Fun Fact: Socks the cat has an video game! Socks the Cat Rocks the Hill was originally cancelled in 1994, but a successful kickstarter campaign in 2017 brought the game to the public in 2018!

2. Sunny and Bo, America’s favorite power couple, take number two.  The Obamas got Bo, a Portuguese water dog, in 2009, after great speculation of what dog would continue the much beloved White House pet tradition (looking at you, number 45).  Sunny, Bo’s female counterpart, was adopted in 2013, and the pair has been unstoppable ever since!

1. Though this dog never lived in the White House, I’m sure we can safely say that Sully, George H.W. Bush’s service dog, is number one.  Here at the 4E, our hearts collectively broke over Sully’s Instagram (@sullyhwbush) in tribute to his departed owner.

Sully is officially (meaning by this arbitrary list) the goodest boy and deserves nothing less than the best moving forward in his career as a service animal.

source: Giphy, Instagram

The Five Stages of Being Sick at Georgetown

If you haven’t spent these past weeks drowning in used tissues and Advil, this Hoya desperately wants to know your secret.  Yes! You heard that barely concealed coughing fit from the back of your crowded microeconomics lecture correctly, the Georgetown Plague™ is upon us.

While we may be living in a petri dish, at least the relatability of this struggle can be exploited by your friends at 4E. Here are the five stages of being sick on the Hilltop:

1. Attempting home remedy

Throat coat?  Check. Advil?  Check. Suddenly wishing you were pre-med?  Check. All of the Aspirin that you packed from home might be able to save you, right?  Right??

Although copious amounts of tea and Tylenol can’t stop your impending doom, it won’t stop you from trying! 

2. Taking a trip to the Student Health Center

After your own medical knowledge fails, surely Georgetown, the fine institution you are paying your life savings to attend, will be able to rescue you from yourself!  A quick 30-minute phone call later, you’ve booked an appointment to see a doctor… next Thursday.

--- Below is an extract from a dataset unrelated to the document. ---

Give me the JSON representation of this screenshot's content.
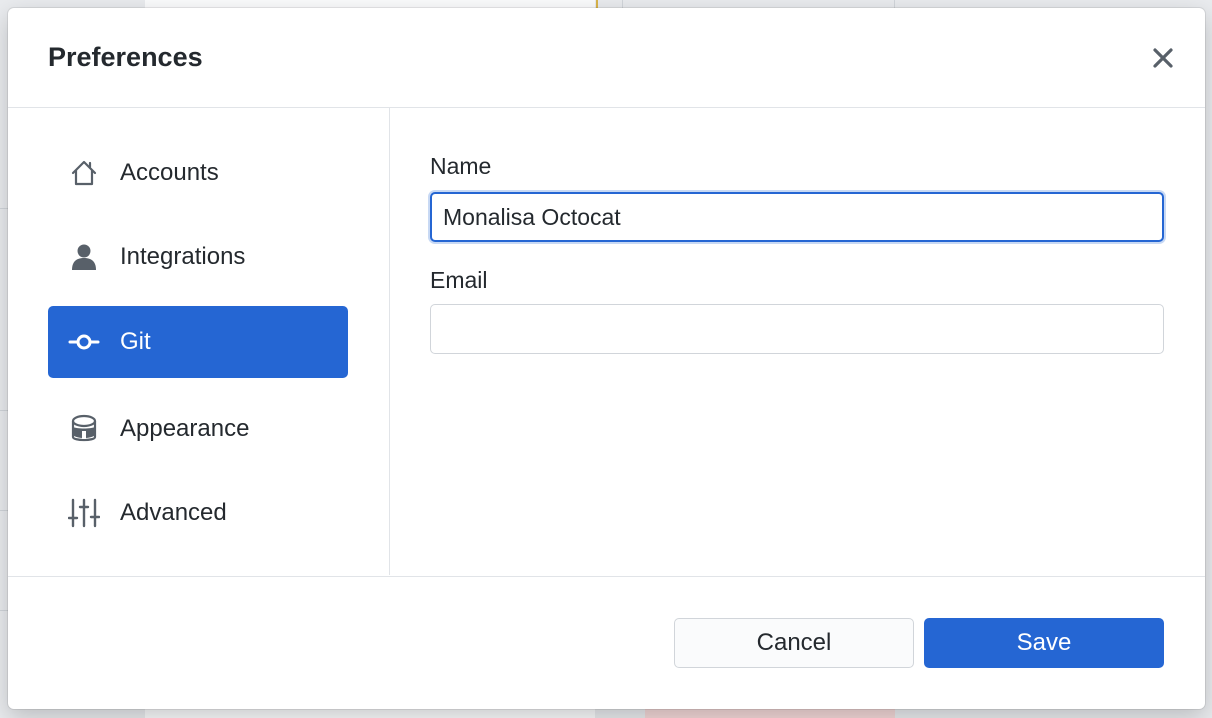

3. Accepting your fate

It’s true!  Sometimes you need to be sick in order to appreciate being well — or, at least, that’s what you tell yourself to feel better! Your roommate has to inevitably put up with 4 a.m. coughing fits, and you have to fight through that 9 a.m. lecture while putting up with dirty looks from students and professors alike.

Apparently, being sick is a natural part of life. Just one that no one wants to experience.

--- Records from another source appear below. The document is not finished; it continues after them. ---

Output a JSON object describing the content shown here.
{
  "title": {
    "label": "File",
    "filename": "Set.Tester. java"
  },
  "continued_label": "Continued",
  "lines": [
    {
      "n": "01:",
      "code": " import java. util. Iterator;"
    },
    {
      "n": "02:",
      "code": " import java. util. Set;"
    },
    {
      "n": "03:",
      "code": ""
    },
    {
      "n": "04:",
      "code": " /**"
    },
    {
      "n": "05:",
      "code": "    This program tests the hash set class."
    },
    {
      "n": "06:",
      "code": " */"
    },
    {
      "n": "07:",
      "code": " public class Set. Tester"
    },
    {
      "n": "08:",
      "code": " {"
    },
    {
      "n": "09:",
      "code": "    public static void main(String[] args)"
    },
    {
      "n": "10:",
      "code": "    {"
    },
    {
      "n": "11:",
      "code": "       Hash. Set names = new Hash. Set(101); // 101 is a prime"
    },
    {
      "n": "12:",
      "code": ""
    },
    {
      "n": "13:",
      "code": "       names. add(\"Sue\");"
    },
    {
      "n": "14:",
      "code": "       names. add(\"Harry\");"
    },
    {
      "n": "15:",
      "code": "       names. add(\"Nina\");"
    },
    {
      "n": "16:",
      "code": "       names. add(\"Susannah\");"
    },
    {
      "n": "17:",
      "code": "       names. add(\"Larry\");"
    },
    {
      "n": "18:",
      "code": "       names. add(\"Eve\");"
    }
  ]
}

4. Freedom

The long journey comes to an end. Alas now, you have no more excuses for procrastinating your midterm paper!

The sudden rebirth you feel is accompanied by a newfound appreciation for health, along with promises to work out at Yates every day and stop eating Chick-Fil-A every night.

 

5. Repetition

That’s right folks, your already-weakened immune system will inevitably fail you again!  The close quarters of dorm life and crowded Vil A rooftops are breeding grounds for contamination.  

But fear not!  Because if you can survive the Georgetown Plague™, you can easily survive anything the Hilltop throws your way.

From all of us here at 4E, get well soon!

Sources: giphy.com, choicechiropractic.net